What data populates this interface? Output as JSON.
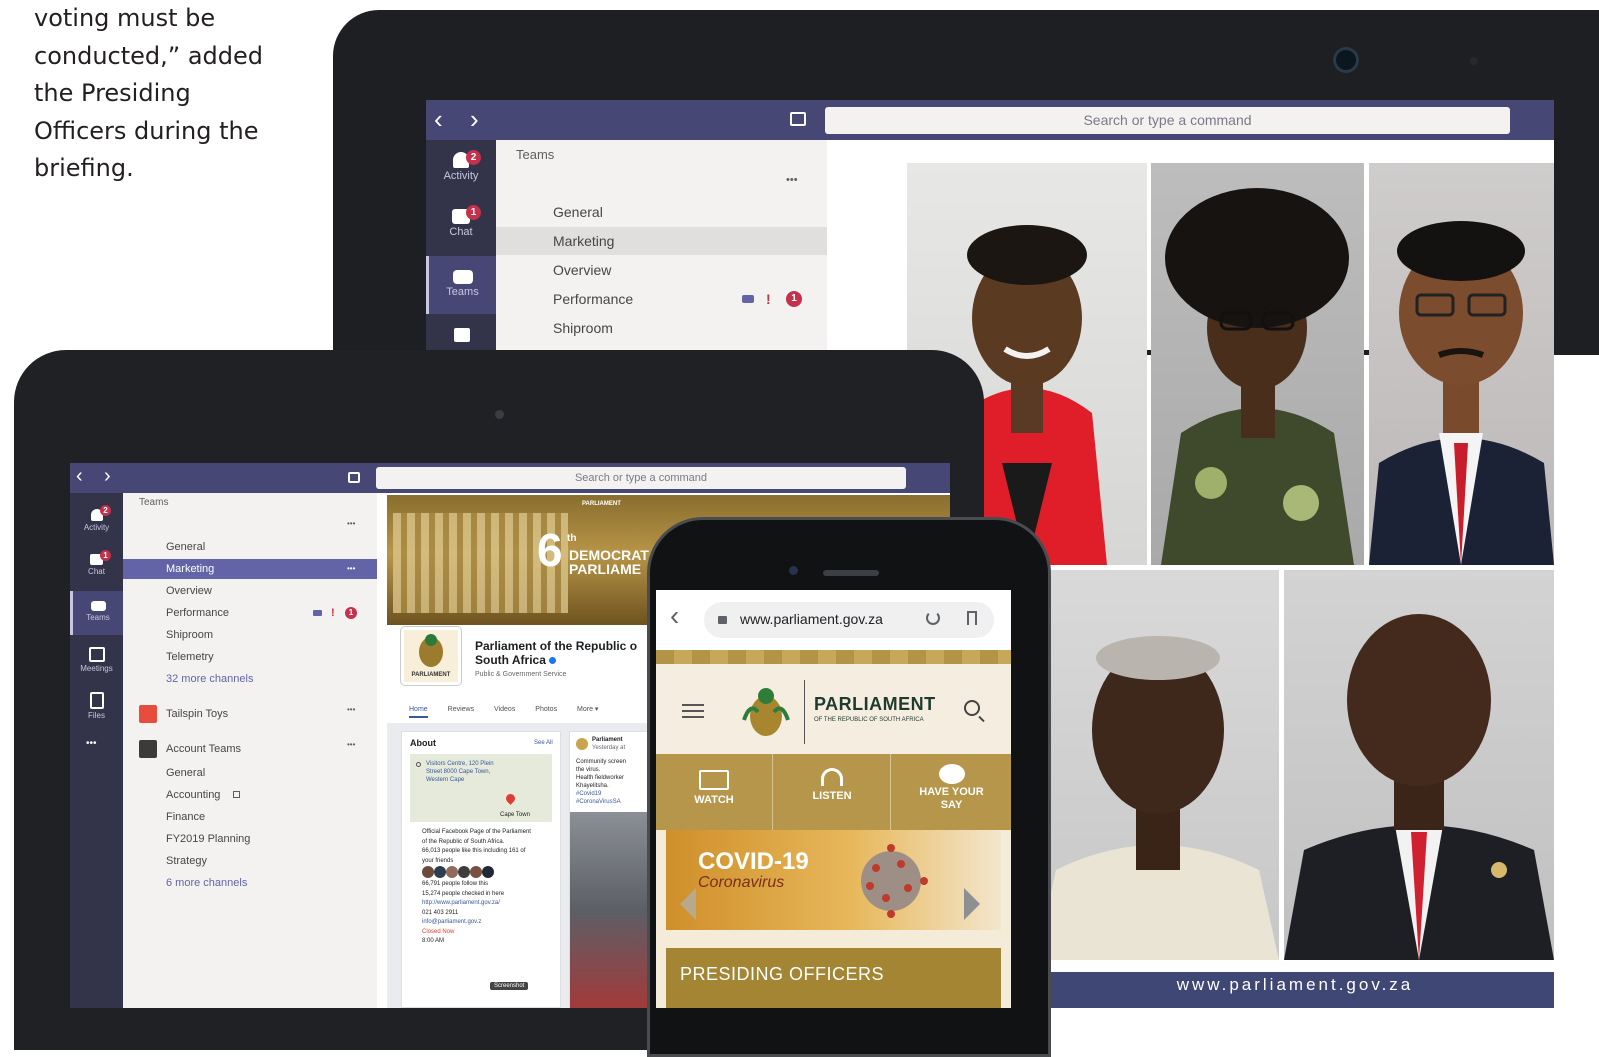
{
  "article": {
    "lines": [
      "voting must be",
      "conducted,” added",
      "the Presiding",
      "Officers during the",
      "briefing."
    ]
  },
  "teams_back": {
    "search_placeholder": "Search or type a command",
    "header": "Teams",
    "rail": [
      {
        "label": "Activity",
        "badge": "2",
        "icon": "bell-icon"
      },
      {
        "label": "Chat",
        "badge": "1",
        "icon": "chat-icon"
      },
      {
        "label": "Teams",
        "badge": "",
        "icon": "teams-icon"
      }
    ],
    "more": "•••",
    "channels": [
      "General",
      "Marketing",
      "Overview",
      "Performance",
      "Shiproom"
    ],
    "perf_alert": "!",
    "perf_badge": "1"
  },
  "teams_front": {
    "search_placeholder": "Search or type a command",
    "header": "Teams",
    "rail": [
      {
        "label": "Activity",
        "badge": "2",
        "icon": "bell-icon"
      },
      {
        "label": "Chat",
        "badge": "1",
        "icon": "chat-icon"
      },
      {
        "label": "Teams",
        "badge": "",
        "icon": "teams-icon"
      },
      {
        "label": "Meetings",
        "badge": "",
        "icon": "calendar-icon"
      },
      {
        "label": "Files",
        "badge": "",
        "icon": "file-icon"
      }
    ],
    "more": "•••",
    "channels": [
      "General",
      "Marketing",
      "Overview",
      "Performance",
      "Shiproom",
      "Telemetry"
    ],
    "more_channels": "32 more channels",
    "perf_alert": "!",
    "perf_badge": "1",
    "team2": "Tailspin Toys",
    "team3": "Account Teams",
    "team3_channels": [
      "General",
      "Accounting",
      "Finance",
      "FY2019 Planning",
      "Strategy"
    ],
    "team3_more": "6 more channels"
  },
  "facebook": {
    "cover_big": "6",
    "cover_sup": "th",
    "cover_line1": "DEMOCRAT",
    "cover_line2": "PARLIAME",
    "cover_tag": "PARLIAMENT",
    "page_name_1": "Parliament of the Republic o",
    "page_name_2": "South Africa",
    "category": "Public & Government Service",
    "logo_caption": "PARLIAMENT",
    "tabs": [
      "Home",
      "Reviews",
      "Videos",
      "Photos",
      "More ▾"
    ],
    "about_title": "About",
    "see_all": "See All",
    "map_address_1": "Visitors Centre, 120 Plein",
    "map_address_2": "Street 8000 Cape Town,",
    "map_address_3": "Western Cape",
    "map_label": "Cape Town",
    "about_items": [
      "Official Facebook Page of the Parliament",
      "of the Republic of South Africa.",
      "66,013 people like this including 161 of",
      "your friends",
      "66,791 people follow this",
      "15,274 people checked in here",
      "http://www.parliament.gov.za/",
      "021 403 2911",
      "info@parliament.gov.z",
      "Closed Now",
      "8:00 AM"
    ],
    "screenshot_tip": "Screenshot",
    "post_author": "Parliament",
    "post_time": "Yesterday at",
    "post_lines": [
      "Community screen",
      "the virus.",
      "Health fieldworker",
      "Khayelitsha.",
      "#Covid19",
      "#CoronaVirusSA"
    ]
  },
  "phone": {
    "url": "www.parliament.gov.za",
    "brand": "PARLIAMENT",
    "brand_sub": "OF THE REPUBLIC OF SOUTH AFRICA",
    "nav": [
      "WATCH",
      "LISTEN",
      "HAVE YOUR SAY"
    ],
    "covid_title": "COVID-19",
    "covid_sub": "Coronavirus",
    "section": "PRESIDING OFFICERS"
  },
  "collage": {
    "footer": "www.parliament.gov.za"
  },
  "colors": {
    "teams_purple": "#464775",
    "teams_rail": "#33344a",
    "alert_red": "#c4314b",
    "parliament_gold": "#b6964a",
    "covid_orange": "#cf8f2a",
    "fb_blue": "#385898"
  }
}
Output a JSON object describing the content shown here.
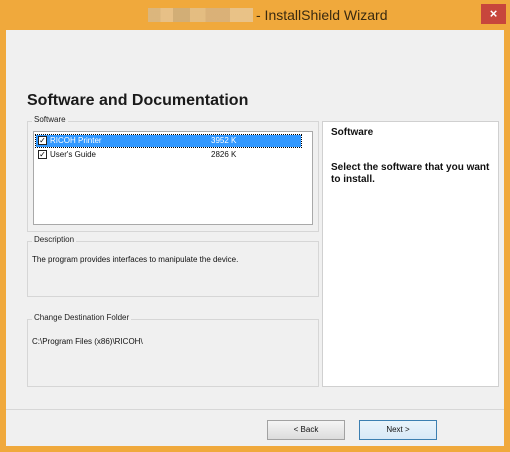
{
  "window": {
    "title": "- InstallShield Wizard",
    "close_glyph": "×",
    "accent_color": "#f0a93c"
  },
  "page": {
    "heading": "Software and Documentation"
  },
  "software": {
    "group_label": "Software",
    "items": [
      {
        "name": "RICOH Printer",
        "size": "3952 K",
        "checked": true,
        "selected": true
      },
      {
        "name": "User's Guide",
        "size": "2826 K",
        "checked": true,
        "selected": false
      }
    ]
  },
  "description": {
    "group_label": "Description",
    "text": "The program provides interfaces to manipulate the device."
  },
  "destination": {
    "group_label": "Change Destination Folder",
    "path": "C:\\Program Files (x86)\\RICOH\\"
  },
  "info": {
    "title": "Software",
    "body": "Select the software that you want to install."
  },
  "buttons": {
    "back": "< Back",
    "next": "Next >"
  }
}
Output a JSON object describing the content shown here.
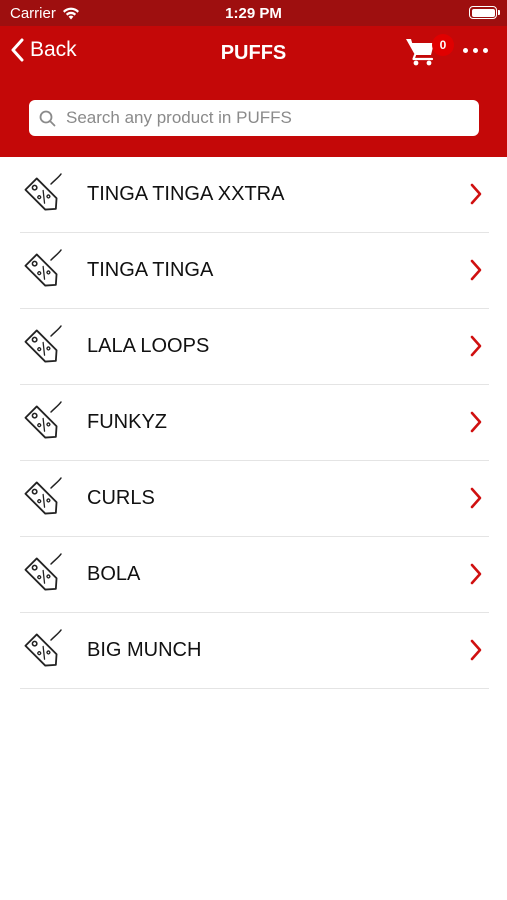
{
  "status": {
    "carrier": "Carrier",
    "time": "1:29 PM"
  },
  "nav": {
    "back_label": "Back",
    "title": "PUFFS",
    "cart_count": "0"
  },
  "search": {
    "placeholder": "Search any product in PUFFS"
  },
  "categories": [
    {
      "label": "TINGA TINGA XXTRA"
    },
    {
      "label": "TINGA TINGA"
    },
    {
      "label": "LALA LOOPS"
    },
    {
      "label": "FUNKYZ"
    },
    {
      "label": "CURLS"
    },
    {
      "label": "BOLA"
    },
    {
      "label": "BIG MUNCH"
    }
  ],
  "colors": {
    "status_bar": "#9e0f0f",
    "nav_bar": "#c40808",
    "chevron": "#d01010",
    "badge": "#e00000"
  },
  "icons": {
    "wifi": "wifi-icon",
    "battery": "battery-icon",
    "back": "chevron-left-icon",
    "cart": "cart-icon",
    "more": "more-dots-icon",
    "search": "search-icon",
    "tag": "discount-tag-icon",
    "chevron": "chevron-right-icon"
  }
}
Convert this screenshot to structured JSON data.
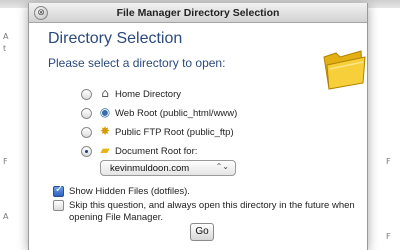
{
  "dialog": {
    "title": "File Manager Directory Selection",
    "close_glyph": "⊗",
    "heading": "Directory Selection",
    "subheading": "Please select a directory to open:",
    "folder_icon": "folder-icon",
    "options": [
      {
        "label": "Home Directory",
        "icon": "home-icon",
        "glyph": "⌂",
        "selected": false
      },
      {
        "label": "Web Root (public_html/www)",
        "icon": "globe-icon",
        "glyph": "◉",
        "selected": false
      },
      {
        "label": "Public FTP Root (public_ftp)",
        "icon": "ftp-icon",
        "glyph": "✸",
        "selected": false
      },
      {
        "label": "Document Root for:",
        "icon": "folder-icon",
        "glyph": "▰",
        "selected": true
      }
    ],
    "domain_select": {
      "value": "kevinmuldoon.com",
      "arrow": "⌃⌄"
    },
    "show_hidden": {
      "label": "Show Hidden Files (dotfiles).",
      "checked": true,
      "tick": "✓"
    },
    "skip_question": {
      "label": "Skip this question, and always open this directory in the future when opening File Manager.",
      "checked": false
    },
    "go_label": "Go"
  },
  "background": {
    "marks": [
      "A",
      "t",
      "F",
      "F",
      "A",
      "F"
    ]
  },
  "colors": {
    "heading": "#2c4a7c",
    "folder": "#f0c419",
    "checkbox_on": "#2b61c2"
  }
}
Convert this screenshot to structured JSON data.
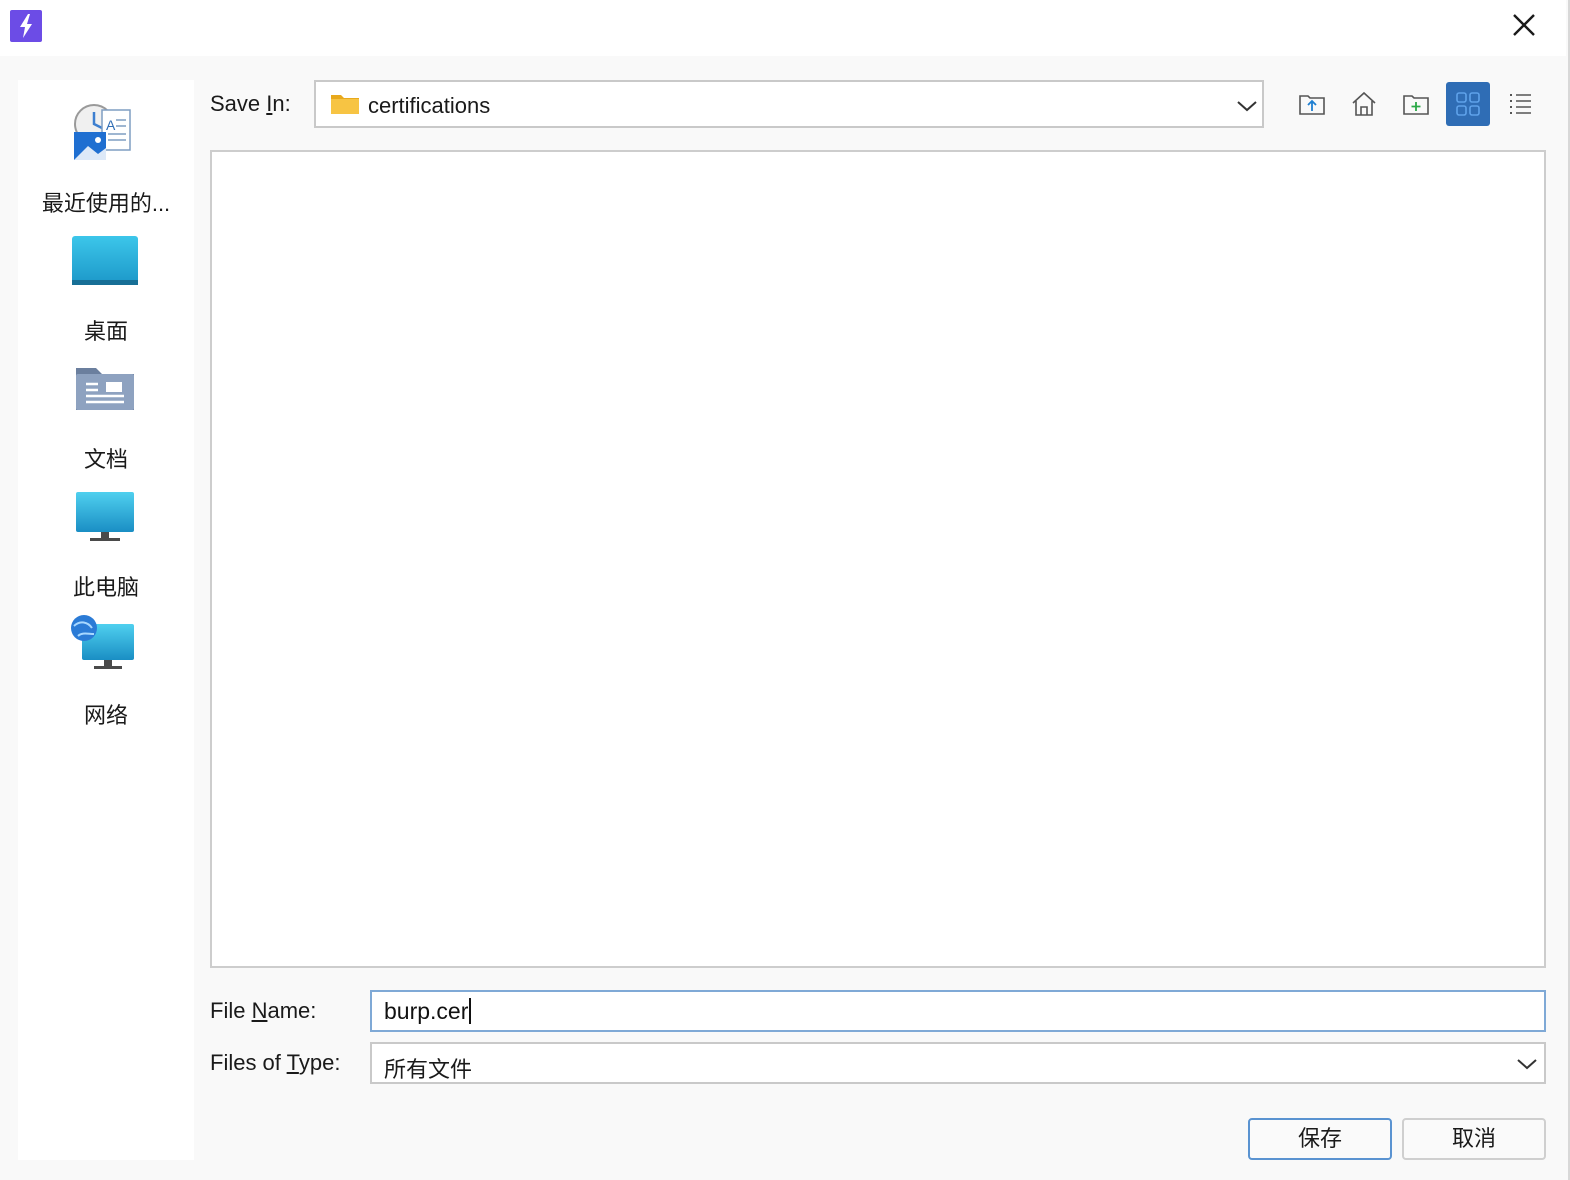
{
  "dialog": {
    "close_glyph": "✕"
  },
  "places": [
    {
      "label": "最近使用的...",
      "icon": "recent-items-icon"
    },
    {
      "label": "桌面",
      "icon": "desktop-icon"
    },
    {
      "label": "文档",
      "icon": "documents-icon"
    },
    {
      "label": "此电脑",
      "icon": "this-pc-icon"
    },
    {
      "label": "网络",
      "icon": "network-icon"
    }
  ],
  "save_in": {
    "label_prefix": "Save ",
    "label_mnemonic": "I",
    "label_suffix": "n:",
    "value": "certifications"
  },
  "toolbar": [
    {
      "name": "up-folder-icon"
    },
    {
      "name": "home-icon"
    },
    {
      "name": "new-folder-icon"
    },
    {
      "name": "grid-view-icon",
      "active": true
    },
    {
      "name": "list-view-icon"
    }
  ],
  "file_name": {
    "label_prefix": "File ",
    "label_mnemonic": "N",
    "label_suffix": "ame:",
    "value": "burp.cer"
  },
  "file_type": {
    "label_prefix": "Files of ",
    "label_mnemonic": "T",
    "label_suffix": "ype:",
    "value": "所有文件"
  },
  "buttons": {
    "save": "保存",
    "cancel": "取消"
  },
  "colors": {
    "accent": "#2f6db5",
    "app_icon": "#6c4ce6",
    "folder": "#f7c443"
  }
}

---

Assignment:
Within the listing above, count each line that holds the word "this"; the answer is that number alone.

Response box:
7